4. This Article shall be without prejudice to the provisions of the Brussels Convention on jurisdiction and enforcement of judgments in civil and commercial matters(13).

Article 6


1. Member States shall bring into force the laws, regulations and administrative provisions necessary to comply with this Directive before 8 August 2002. They shall forthwith inform the Commission thereof.

When Member States adopt these measures, they shall contain a reference to this Directive or shall be accompanied by such reference on the occasion of their official publication. The methods of making such reference shall be laid down by Member States.

2. Member States may maintain or bring into force provisions which are more favourable to the creditor than the provisions necessary to comply with this Directive.

3. In transposing this Directive, Member States may exclude:

(a) debts that are subject to insolvency proceedings instituted against the debtor;

(b) contracts that have been concluded prior to 8 August 2002; and

(c) claims for interest of less than EUR 5.

4. Member States shall communicate to the Commission the text of the main provisions of national law which they adopt in the field covered by this Directive.

5. The Commission shall undertake two years after 8 August 2002 a review of, inter alia, the statutory rate, contractual payment periods and late payments, to assess the impact on commercial transactions and the operation of the legislation in practice. The results of this review and of other reviews will be made known to the European Parliament and the Council, accompanied where appropriate by proposals for improvement of this Directive.

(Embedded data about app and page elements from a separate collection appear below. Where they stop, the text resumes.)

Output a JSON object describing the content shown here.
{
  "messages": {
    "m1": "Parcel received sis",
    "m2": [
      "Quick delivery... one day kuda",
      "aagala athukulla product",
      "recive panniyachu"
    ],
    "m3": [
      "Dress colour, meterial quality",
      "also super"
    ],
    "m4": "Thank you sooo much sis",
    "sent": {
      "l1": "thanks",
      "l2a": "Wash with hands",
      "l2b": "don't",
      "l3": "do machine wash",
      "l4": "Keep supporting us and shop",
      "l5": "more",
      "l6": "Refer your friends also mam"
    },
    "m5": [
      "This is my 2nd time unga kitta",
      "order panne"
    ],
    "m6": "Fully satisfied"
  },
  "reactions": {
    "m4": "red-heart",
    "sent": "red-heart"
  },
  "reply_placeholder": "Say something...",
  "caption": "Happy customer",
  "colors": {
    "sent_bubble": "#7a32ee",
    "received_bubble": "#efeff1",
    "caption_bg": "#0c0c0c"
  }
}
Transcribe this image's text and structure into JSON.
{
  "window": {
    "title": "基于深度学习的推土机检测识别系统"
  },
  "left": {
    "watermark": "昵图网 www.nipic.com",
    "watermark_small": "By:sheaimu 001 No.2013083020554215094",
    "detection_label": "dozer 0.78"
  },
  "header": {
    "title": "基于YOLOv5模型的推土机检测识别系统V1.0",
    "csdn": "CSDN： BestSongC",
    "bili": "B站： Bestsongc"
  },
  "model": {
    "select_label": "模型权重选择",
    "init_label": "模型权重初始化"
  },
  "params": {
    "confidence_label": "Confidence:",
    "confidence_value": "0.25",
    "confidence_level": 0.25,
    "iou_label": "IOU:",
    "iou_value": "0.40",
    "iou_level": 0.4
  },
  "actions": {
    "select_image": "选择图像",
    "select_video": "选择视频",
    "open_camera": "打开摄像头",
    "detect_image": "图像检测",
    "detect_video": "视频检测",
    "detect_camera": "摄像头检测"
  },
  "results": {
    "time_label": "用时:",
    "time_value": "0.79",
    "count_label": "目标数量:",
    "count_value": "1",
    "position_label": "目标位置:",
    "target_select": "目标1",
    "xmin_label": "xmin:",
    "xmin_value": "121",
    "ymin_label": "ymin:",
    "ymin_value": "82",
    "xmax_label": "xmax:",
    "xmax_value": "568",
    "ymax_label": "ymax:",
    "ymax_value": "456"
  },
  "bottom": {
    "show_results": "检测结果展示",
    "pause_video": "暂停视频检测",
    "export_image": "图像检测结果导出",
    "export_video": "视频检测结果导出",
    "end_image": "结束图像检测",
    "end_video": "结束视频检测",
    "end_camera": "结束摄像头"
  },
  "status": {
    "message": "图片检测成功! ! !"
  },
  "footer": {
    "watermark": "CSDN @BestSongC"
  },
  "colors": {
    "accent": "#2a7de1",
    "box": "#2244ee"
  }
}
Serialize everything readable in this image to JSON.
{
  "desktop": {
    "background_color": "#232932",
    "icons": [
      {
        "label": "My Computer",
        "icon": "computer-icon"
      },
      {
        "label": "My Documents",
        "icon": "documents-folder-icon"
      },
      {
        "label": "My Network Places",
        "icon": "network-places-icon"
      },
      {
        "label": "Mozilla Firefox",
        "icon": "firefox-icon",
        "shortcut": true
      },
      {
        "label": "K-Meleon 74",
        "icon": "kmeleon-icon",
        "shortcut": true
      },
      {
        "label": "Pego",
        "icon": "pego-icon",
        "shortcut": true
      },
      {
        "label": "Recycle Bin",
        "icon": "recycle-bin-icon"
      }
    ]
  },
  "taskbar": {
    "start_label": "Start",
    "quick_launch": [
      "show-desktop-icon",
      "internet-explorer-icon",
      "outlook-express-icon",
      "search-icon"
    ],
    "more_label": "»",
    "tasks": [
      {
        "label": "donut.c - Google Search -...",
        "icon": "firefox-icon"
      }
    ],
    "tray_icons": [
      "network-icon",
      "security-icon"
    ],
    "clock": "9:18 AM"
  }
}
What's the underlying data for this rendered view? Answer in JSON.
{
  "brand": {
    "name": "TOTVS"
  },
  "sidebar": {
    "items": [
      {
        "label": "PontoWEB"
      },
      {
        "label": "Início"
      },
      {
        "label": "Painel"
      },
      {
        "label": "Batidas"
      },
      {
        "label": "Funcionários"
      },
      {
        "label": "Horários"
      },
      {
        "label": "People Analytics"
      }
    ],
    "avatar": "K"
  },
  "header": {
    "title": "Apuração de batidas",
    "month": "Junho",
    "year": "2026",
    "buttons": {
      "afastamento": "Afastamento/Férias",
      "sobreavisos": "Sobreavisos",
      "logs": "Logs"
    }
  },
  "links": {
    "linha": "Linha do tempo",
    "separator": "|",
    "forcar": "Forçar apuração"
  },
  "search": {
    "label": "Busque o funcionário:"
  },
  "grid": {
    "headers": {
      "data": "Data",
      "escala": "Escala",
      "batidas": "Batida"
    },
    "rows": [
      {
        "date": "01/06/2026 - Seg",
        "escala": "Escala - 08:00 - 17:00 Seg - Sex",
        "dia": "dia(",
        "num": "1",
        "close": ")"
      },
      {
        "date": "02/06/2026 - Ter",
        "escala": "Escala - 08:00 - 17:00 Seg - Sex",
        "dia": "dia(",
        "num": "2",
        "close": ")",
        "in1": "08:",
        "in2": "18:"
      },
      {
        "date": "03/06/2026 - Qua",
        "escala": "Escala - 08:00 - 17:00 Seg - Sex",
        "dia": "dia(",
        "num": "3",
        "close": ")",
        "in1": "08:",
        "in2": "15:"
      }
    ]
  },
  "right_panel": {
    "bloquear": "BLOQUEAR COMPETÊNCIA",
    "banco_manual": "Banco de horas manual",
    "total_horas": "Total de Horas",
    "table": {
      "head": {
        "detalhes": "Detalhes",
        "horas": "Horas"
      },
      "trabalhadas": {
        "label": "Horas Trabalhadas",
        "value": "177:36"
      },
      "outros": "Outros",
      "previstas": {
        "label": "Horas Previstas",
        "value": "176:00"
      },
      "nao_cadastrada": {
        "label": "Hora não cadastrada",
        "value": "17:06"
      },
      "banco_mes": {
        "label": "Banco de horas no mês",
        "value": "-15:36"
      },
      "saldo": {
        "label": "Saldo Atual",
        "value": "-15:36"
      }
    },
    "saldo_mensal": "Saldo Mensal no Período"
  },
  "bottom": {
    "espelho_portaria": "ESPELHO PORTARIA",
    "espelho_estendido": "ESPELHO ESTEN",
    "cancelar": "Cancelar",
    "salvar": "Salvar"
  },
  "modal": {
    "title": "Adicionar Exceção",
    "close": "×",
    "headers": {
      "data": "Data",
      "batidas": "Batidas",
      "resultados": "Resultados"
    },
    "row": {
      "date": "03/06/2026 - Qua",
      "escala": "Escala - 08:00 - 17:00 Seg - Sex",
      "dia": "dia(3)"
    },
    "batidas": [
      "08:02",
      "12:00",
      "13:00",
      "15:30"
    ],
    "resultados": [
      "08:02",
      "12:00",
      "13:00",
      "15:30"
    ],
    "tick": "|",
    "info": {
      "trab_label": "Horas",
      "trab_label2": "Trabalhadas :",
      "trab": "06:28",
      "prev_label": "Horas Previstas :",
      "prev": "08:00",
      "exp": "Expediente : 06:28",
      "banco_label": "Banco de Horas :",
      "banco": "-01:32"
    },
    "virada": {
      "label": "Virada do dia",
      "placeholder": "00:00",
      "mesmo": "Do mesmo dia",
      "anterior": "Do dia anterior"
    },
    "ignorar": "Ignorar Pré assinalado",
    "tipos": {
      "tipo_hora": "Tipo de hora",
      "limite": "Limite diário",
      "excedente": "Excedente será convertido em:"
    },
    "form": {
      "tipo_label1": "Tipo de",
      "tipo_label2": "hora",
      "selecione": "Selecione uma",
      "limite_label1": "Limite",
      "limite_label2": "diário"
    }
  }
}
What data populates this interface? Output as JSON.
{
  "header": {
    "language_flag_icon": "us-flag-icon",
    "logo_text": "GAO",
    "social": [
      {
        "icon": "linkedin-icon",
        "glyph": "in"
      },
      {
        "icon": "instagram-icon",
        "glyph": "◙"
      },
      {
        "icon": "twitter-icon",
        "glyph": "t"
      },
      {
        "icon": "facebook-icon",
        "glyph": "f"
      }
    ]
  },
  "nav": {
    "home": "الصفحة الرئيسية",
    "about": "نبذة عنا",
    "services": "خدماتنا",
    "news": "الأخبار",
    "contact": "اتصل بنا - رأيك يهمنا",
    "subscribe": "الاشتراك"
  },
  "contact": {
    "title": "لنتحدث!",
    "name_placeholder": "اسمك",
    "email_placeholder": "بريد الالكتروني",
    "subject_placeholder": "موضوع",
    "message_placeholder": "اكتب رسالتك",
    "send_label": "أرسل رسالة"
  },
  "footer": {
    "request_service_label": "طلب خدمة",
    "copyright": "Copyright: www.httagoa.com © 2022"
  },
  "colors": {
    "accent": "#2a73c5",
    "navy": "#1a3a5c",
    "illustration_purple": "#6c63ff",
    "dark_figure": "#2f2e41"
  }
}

Article 7

Entry into force

This Directive shall enter into force on the day of its publication in the Official Journal of the European Communities.

Article 8


This Directive is addressed to the Member States.

Done at Luxembourg, 29 June 2000.

For the European Parliament

The President

N. Fontaine

For the Council

The President

M. Marques da Costa

(1) OJ C 168, 3.6.1998, p. 13, andOJ C 374, 3.12.1998, p. 4.

(2) OJ C 407, 28.12.1998, p. 50.

(3) Opinion of the European Parliament of 17 September 1998 (OJ C 313, 12.10.1998, p. 142), Council Common Position of 29 July 1999 (OJ C 284, 6.10.1999, p. 1) and decision of the European Parliament of 16 December 1999 (not yet published in the Official Journal). Decision of the European Parliament of 15 June 2000 and Decision of the Council of 18 May 2000.

(4) OJ C 323, 21.11.1994, p. 19.

(5) OJ L 127, 10.6.1995, p. 19.

(6) OJ C 211, 22.7.1996, p. 43.

(7) OJ C 287, 22.9.1997, p. 92.

(8) OJ C 216, 17.7.1997, p. 10.

(9) OJ L 209, 24.7.1992, p. 1.

(10) OJ L 199, 9.8.1993, p. 1.

(11) OJ L 199, 9.8.1993, p. 54.

(12) OJ L 199, 9.8.1993, p. 84.

(13) Consolidated version in OJ C 27, 26.1.1998, p. 3.